Teens and Family Vacation
Should They Stay or Should They Go?
"Do I have to go? Stevie's mom said that I could stay with them while you're at the Cape." Into most parents' lives, there usually comes some version of this response to the traditional family summer vacation. Although teens usually send out some preliminary signals of not wanting to accompany the family on its vacation, we are usually caught off guard when our child actually utters the words "I don't want to go." We are alternately confused, angered, saddened, and hurt. We don't cope well. We take it personally.
Dad: "But how could you not want to go to the cottage this summer? We've been going there every summer as a family since you were two years old. You love it there. The swimming. The fishing. Camping out. Making s'mores."
Mike: "I was thinking about getting a part-time summer job this year and starting up a band."
Mom: "But you just can't stay home alone for two weeks while we're gone."
Mike: "I sort of already cleared that with Stevie's mom that it's okay to stay with them for the two weeks you're gone. She says it's fine with her if it's okay with you."
Mom: "How come you suddenly don't want to go to the cottage anymore? Don't you want to spend time with me and your Dad and your brother? You always looked forward to it so much. Is there something going on that we don't know about?"
Mike: "Yeah, I've always loved going down to the summer cottage but these past couple of years it's become kind of boring for me. No kids I know go down there anymore. And it's the same old, same old -- mini-golf, flea markets, country fairs, antiquing -- It just doesn't do it for me anymore. It's nothing against you guys or Sam. It's just that I'm 15 and Sam's 8. I'd like to make some of my own spending money this summer, hang around with my friends, since most all of them are going to be around, and try to get a band started. It's something we've been talking about doing all school year. And I can't do that if I go with you for those two weeks."
Dad: "I don't really know what to say. I'm in shock. How can we have our summer vacation without you? And what will Sam do without you? He'll be miserable without his big brother."
Mike: "Dad, you and Mom will have a great time like you always do. Yeah, it'll be different without me this time but you'll be fine and I'll be fine. And Sam will play with the same kids that he's been playing with for the past five years who always come down with their families. You know that. Plus he'll have you all to himself."

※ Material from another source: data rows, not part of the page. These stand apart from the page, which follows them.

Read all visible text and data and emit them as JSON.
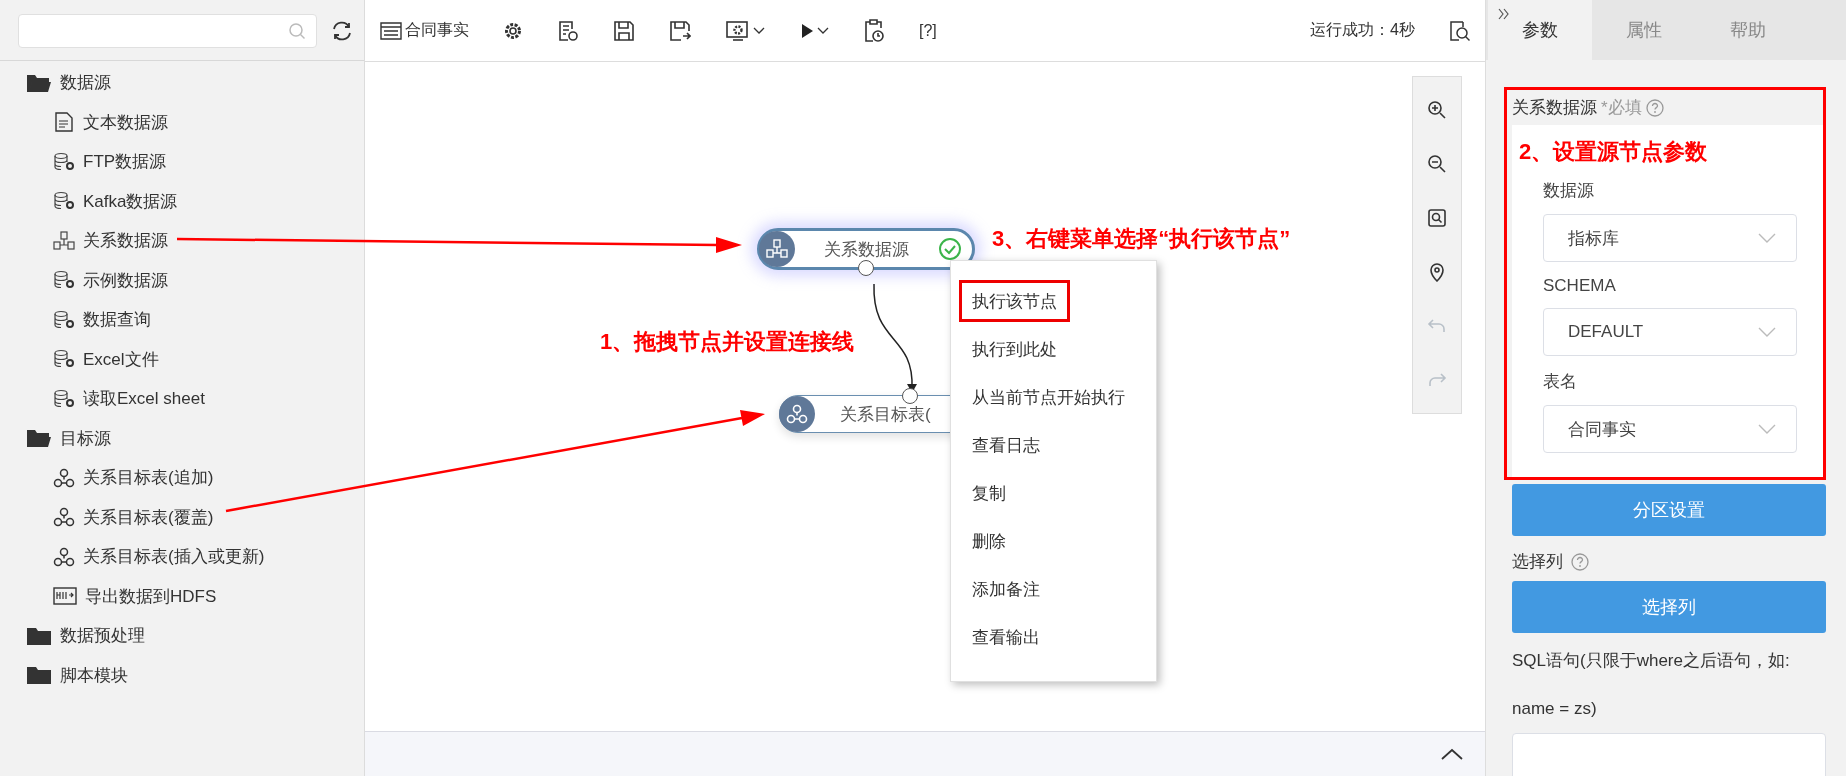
{
  "sidebar": {
    "tree": [
      {
        "label": "数据源",
        "expanded": true,
        "children": [
          {
            "label": "文本数据源",
            "kind": "text"
          },
          {
            "label": "FTP数据源",
            "kind": "db"
          },
          {
            "label": "Kafka数据源",
            "kind": "db"
          },
          {
            "label": "关系数据源",
            "kind": "relational"
          },
          {
            "label": "示例数据源",
            "kind": "db"
          },
          {
            "label": "数据查询",
            "kind": "db"
          },
          {
            "label": "Excel文件",
            "kind": "db"
          },
          {
            "label": "读取Excel sheet",
            "kind": "db"
          }
        ]
      },
      {
        "label": "目标源",
        "expanded": true,
        "children": [
          {
            "label": "关系目标表(追加)",
            "kind": "target"
          },
          {
            "label": "关系目标表(覆盖)",
            "kind": "target"
          },
          {
            "label": "关系目标表(插入或更新)",
            "kind": "target"
          },
          {
            "label": "导出数据到HDFS",
            "kind": "hdfs"
          }
        ]
      },
      {
        "label": "数据预处理",
        "expanded": false
      },
      {
        "label": "脚本模块",
        "expanded": false
      }
    ]
  },
  "toolbar": {
    "title": "合同事实",
    "tools": [
      {
        "kind": "settings"
      },
      {
        "kind": "report"
      },
      {
        "kind": "save"
      },
      {
        "kind": "save-as"
      },
      {
        "kind": "config"
      },
      {
        "kind": "run"
      },
      {
        "kind": "schedule"
      }
    ],
    "help": "[?]",
    "status": "运行成功：4秒"
  },
  "canvas": {
    "nodes": [
      {
        "label": "关系数据源",
        "kind": "relational",
        "selected": true,
        "succeeded": true
      },
      {
        "label": "关系目标表(",
        "kind": "target",
        "selected": false
      }
    ],
    "context_menu": [
      {
        "label": "执行该节点",
        "highlighted": true
      },
      {
        "label": "执行到此处",
        "highlighted": false
      },
      {
        "label": "从当前节点开始执行",
        "highlighted": false
      },
      {
        "label": "查看日志",
        "highlighted": false
      },
      {
        "label": "复制",
        "highlighted": false
      },
      {
        "label": "删除",
        "highlighted": false
      },
      {
        "label": "添加备注",
        "highlighted": false
      },
      {
        "label": "查看输出",
        "highlighted": false
      }
    ],
    "zoom_tools": [
      {
        "kind": "zoom-in",
        "disabled": false
      },
      {
        "kind": "zoom-out",
        "disabled": false
      },
      {
        "kind": "fit",
        "disabled": false
      },
      {
        "kind": "locate",
        "disabled": false
      },
      {
        "kind": "undo",
        "disabled": true
      },
      {
        "kind": "redo",
        "disabled": true
      }
    ],
    "annotations": [
      "3、右键菜单选择“执行该节点”",
      "1、拖拽节点并设置连接线"
    ]
  },
  "panel": {
    "tabs": [
      {
        "label": "参数",
        "selected": true
      },
      {
        "label": "属性",
        "selected": false
      },
      {
        "label": "帮助",
        "selected": false
      }
    ],
    "section": {
      "title": "关系数据源",
      "required": "*必填",
      "highlighted": true,
      "annotation": "2、设置源节点参数",
      "fields": [
        {
          "label": "数据源",
          "value": "指标库"
        },
        {
          "label": "SCHEMA",
          "value": "DEFAULT"
        },
        {
          "label": "表名",
          "value": "合同事实"
        }
      ]
    },
    "partition_button": "分区设置",
    "columns_label": "选择列",
    "columns_button": "选择列",
    "sql_label": "SQL语句(只限于where之后语句，如: name = zs)"
  }
}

Mom: "Well, you'll have to give us a day or two to think this over and to talk with Stevie's mother to make sure this is really okay with her. You're sure this is what you want to do?"
Mike: "Positively sure. And thanks for not getting all crazy angry and making me feel as terrible as I thought you would."
Ready for New Experiences
I hope Mike's parents do let him stay with Stevie's mom. He's 15 and he's ready for some new experiences, challenges, and responsibilities. He hasn't outgrown being a member of his family. He's simply outgrown the family's annual summer cottage vacation and he wants to spend the summer doing some growing up on his own, with his friends. He's becoming independent. He's not rejecting them or loving them any less. Poor parenting didn't cause his decision. In fact it seems they've done a wonderful job with Mike and they responded to his stay-at-home request in fine fashion. They've done nothing wrong. It was a healthy request from a 15-year-old who's growing up and trying to find an identity apart from his family.
I've known parents of teenagers who have forced them against their will to go on family summer vacations. Forced them when their teens had their own ideas of how they would like to spend their summer, or at least the time scheduled for the summer vacation. What these parents received in return were angry, spiteful teens with earphones constantly attached to their heads as a response. Painful experiences. Bad vacations.
We must listen to what our teenager needs from us to let him grow into an independent, confident, self-reliant person. And sometimes that means shedding some tears, saying goodbye to the traditional family summer vacation as you knew it, making one less s'more at the campfire and calling him frequently at Stevie's to see how the band's coming along.